▸ **REQUIRED ACTION**:
Each entry should be written out again exactly, so that nothing is lost.
(DATA FOR PROCESSING Opens)
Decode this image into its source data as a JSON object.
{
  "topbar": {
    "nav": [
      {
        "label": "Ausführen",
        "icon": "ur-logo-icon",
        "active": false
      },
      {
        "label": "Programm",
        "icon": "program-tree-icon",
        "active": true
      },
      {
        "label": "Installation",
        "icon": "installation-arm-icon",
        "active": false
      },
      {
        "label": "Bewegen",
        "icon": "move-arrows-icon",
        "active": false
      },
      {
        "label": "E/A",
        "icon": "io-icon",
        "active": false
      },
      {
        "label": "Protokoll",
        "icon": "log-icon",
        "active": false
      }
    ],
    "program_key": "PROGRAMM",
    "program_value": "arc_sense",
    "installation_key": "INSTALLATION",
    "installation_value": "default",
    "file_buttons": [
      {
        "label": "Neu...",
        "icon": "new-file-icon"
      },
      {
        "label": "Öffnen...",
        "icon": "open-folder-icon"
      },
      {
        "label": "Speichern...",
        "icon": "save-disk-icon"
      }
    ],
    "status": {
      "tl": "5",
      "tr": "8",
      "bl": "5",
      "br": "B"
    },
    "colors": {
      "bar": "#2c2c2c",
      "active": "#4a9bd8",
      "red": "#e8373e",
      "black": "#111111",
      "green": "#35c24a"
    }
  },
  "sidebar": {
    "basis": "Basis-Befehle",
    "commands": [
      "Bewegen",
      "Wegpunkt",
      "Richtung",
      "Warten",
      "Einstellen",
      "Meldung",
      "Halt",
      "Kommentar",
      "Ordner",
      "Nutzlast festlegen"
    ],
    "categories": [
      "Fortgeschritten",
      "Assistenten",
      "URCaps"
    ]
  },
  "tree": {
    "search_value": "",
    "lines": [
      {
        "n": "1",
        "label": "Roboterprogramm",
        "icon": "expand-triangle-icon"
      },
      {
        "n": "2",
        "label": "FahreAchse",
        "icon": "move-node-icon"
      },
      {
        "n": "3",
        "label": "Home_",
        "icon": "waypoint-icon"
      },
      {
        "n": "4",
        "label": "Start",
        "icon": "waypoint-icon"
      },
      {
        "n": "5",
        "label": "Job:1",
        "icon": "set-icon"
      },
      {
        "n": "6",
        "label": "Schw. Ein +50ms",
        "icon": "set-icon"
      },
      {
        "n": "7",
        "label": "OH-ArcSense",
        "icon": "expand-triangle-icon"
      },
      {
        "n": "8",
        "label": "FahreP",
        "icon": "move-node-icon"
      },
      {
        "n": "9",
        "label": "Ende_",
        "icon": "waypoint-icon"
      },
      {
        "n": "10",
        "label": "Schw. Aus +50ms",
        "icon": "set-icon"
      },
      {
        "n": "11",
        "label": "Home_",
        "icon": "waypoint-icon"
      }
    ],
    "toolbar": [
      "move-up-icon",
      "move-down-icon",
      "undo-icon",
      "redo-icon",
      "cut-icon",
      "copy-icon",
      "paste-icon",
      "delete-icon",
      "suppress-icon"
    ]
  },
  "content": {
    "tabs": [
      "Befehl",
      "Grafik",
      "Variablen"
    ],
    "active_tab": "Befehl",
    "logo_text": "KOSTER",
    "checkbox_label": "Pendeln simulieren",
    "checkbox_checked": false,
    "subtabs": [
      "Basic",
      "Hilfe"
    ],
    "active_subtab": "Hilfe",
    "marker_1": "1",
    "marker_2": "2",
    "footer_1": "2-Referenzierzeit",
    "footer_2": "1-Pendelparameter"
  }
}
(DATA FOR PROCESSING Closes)
▸ **FINISHED EXERCISE**:
Decode this image into its source data as a JSON object.
{
  "topbar": {
    "nav": [
      {
        "label": "Ausführen",
        "icon": "ur-logo-icon",
        "active": false
      },
      {
        "label": "Programm",
        "icon": "program-tree-icon",
        "active": true
      },
      {
        "label": "Installation",
        "icon": "installation-arm-icon",
        "active": false
      },
      {
        "label": "Bewegen",
        "icon": "move-arrows-icon",
        "active": false
      },
      {
        "label": "E/A",
        "icon": "io-icon",
        "active": false
      },
      {
        "label": "Protokoll",
        "icon": "log-icon",
        "active": false
      }
    ],
    "program_key": "PROGRAMM",
    "program_value": "arc_sense",
    "installation_key": "INSTALLATION",
    "installation_value": "default",
    "file_buttons": [
      {
        "label": "Neu...",
        "icon": "new-file-icon"
      },
      {
        "label": "Öffnen...",
        "icon": "open-folder-icon"
      },
      {
        "label": "Speichern...",
        "icon": "save-disk-icon"
      }
    ],
    "status": {
      "tl": "5",
      "tr": "8",
      "bl": "5",
      "br": "B"
    },
    "colors": {
      "bar": "#2c2c2c",
      "active": "#4a9bd8",
      "red": "#e8373e",
      "black": "#111111",
      "green": "#35c24a"
    }
  },
  "sidebar": {
    "basis": "Basis-Befehle",
    "commands": [
      "Bewegen",
      "Wegpunkt",
      "Richtung",
      "Warten",
      "Einstellen",
      "Meldung",
      "Halt",
      "Kommentar",
      "Ordner",
      "Nutzlast festlegen"
    ],
    "categories": [
      "Fortgeschritten",
      "Assistenten",
      "URCaps"
    ]
  },
  "tree": {
    "search_value": "",
    "lines": [
      {
        "n": "1",
        "label": "Roboterprogramm",
        "icon": "expand-triangle-icon"
      },
      {
        "n": "2",
        "label": "FahreAchse",
        "icon": "move-node-icon"
      },
      {
        "n": "3",
        "label": "Home_",
        "icon": "waypoint-icon"
      },
      {
        "n": "4",
        "label": "Start",
        "icon": "waypoint-icon"
      },
      {
        "n": "5",
        "label": "Job:1",
        "icon": "set-icon"
      },
      {
        "n": "6",
        "label": "Schw. Ein +50ms",
        "icon": "set-icon"
      },
      {
        "n": "7",
        "label": "OH-ArcSense",
        "icon": "expand-triangle-icon"
      },
      {
        "n": "8",
        "label": "FahreP",
        "icon": "move-node-icon"
      },
      {
        "n": "9",
        "label": "Ende_",
        "icon": "waypoint-icon"
      },
      {
        "n": "10",
        "label": "Schw. Aus +50ms",
        "icon": "set-icon"
      },
      {
        "n": "11",
        "label": "Home_",
        "icon": "waypoint-icon"
      }
    ],
    "toolbar": [
      "move-up-icon",
      "move-down-icon",
      "undo-icon",
      "redo-icon",
      "cut-icon",
      "copy-icon",
      "paste-icon",
      "delete-icon",
      "suppress-icon"
    ]
  },
  "content": {
    "tabs": [
      "Befehl",
      "Grafik",
      "Variablen"
    ],
    "active_tab": "Befehl",
    "logo_text": "KOSTER",
    "checkbox_label": "Pendeln simulieren",
    "checkbox_checked": false,
    "subtabs": [
      "Basic",
      "Hilfe"
    ],
    "active_subtab": "Hilfe",
    "marker_1": "1",
    "marker_2": "2",
    "footer_1": "2-Referenzierzeit",
    "footer_2": "1-Pendelparameter"
  }
}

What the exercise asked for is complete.